Element data from apps and pages
▶

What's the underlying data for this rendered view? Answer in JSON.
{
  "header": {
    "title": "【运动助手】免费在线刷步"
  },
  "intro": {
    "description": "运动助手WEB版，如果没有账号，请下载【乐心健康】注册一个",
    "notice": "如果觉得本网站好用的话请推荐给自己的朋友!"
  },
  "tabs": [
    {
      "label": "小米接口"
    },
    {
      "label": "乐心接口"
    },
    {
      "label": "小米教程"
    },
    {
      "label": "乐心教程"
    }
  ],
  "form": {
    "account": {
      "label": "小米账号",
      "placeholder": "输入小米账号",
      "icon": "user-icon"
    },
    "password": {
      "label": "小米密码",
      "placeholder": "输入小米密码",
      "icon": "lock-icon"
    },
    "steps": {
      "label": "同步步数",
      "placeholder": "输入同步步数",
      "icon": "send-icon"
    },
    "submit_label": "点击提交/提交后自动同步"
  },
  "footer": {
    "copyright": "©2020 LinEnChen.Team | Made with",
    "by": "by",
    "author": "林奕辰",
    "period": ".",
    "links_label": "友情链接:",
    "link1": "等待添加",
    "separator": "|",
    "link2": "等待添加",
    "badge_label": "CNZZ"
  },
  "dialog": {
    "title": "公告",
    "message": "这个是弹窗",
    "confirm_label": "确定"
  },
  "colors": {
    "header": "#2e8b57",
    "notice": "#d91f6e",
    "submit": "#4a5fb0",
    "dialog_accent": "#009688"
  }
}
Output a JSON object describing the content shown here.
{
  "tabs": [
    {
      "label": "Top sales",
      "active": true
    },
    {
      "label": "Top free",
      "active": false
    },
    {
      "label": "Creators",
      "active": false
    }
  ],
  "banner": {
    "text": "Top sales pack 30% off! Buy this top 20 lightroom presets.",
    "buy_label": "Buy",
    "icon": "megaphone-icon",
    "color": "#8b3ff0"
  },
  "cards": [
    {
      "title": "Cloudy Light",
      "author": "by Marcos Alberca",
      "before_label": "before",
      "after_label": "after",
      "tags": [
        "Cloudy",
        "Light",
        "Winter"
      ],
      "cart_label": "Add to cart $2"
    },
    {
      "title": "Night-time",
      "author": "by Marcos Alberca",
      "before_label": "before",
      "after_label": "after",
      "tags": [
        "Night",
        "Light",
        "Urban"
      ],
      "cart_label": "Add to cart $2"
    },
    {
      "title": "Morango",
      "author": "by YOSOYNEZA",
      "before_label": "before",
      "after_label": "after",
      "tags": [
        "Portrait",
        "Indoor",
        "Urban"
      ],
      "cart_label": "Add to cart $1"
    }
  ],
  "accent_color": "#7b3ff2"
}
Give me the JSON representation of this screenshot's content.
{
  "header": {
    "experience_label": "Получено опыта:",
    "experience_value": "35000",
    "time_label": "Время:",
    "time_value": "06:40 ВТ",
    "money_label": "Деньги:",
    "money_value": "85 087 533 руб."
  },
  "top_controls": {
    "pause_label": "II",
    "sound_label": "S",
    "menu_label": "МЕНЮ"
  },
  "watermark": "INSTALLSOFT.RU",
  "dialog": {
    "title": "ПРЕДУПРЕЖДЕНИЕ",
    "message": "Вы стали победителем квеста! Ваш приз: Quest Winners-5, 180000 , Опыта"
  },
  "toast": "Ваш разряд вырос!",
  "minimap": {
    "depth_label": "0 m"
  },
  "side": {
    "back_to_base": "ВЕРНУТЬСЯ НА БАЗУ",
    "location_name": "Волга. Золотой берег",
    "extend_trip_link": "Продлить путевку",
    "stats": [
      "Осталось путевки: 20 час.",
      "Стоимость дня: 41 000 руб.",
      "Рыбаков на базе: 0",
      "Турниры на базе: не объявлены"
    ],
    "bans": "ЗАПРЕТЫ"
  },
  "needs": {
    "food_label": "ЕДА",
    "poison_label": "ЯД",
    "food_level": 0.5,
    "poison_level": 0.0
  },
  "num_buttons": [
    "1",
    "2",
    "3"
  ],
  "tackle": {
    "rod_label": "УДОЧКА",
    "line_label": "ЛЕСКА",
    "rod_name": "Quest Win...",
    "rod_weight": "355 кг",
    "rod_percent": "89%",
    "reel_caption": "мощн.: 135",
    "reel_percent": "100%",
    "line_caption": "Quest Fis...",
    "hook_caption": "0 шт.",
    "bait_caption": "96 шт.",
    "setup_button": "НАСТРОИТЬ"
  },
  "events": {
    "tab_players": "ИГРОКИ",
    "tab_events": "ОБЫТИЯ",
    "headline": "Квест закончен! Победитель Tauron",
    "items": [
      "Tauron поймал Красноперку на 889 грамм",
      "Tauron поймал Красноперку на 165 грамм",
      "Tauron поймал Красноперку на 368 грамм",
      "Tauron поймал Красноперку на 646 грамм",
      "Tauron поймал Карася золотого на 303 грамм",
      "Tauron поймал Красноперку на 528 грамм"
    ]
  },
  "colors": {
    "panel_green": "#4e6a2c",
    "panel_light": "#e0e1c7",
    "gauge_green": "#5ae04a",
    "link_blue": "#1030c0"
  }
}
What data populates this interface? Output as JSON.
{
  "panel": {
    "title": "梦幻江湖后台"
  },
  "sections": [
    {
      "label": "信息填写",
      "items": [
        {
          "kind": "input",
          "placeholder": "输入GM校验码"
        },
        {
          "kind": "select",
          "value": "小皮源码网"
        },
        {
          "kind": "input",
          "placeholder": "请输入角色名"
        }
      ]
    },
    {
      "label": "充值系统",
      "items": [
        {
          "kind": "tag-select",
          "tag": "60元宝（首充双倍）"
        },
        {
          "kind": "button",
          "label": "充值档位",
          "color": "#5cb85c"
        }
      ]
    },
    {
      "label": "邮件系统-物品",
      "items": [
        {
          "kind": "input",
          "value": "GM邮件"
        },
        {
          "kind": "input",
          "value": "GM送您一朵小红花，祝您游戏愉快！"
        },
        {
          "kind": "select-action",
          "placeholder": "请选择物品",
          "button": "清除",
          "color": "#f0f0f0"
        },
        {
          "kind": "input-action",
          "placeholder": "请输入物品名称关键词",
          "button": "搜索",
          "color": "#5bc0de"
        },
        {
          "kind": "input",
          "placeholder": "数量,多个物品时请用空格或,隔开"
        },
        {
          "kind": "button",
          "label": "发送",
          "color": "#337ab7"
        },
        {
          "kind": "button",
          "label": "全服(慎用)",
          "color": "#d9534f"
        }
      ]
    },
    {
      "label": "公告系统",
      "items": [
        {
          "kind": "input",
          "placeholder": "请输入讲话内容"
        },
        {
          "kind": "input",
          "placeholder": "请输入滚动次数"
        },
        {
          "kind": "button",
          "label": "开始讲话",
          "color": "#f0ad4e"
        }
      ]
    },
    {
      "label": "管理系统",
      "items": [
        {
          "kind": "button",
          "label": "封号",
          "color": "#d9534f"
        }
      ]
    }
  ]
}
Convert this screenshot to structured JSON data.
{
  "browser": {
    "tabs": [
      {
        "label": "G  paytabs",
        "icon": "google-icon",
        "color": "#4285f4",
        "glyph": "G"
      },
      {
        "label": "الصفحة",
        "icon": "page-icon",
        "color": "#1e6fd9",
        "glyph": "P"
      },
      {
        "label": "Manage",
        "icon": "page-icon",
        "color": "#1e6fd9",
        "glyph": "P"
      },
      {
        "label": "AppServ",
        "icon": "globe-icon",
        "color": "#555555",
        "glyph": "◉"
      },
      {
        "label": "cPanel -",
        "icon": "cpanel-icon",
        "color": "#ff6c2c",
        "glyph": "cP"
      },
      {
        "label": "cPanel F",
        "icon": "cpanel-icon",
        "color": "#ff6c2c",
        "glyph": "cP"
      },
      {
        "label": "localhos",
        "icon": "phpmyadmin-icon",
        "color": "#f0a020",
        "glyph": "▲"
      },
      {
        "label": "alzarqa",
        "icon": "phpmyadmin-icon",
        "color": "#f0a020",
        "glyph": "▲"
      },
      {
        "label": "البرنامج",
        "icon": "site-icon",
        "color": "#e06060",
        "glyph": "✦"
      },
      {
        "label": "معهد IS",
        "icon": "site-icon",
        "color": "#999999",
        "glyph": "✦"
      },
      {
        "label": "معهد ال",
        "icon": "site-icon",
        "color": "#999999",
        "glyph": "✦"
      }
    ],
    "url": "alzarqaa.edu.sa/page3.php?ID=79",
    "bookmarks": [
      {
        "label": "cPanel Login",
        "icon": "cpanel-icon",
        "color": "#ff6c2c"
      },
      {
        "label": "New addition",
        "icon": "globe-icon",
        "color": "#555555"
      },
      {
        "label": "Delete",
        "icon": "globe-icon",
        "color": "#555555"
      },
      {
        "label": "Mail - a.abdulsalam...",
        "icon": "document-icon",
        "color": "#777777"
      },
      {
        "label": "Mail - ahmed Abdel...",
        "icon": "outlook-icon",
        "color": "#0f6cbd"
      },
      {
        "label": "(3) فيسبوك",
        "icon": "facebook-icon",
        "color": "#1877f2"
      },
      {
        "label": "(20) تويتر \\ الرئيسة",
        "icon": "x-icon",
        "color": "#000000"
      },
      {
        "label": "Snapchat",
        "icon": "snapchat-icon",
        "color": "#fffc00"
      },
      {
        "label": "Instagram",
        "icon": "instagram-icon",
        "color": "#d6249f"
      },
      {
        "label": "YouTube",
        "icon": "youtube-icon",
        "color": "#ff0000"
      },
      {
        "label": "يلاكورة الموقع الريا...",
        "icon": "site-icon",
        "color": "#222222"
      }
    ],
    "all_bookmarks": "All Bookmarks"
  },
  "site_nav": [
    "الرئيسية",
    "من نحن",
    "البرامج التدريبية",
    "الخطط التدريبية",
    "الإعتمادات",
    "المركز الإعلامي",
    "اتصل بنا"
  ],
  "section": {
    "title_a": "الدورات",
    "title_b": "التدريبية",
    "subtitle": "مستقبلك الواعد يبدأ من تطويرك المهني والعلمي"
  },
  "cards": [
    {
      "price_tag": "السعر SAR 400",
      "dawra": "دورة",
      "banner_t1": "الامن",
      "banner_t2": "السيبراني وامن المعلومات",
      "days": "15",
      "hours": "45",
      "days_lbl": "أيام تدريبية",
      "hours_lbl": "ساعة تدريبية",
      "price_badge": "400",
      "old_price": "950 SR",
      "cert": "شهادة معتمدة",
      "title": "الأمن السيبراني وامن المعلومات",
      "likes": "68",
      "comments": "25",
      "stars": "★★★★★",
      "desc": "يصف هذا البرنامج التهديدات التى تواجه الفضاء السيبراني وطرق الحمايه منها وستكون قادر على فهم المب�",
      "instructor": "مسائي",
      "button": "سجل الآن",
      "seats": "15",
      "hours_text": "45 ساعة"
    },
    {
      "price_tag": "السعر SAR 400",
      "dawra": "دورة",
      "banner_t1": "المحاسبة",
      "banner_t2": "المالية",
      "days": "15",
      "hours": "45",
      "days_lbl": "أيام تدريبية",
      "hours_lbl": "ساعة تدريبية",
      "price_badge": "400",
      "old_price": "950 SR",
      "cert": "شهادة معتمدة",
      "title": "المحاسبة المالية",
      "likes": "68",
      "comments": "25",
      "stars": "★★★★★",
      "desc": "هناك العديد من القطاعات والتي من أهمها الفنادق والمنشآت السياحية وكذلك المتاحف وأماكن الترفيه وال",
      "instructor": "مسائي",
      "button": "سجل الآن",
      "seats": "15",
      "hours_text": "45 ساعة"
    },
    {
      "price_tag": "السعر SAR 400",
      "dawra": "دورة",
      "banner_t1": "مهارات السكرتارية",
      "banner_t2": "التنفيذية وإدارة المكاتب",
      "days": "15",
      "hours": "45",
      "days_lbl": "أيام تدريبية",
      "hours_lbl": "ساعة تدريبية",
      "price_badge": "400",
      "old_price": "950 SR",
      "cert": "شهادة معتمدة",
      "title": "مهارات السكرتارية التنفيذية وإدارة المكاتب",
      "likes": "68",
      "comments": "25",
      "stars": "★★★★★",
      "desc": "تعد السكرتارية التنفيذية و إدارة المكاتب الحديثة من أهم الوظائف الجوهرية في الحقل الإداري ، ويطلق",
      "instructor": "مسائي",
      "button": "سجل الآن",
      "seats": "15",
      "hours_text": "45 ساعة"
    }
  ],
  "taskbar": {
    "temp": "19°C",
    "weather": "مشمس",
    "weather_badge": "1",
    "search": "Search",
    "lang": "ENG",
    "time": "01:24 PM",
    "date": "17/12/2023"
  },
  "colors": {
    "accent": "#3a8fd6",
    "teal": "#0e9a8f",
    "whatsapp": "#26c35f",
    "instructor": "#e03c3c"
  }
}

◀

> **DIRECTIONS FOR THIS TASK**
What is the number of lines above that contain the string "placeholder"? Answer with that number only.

> **SOLUTION**
10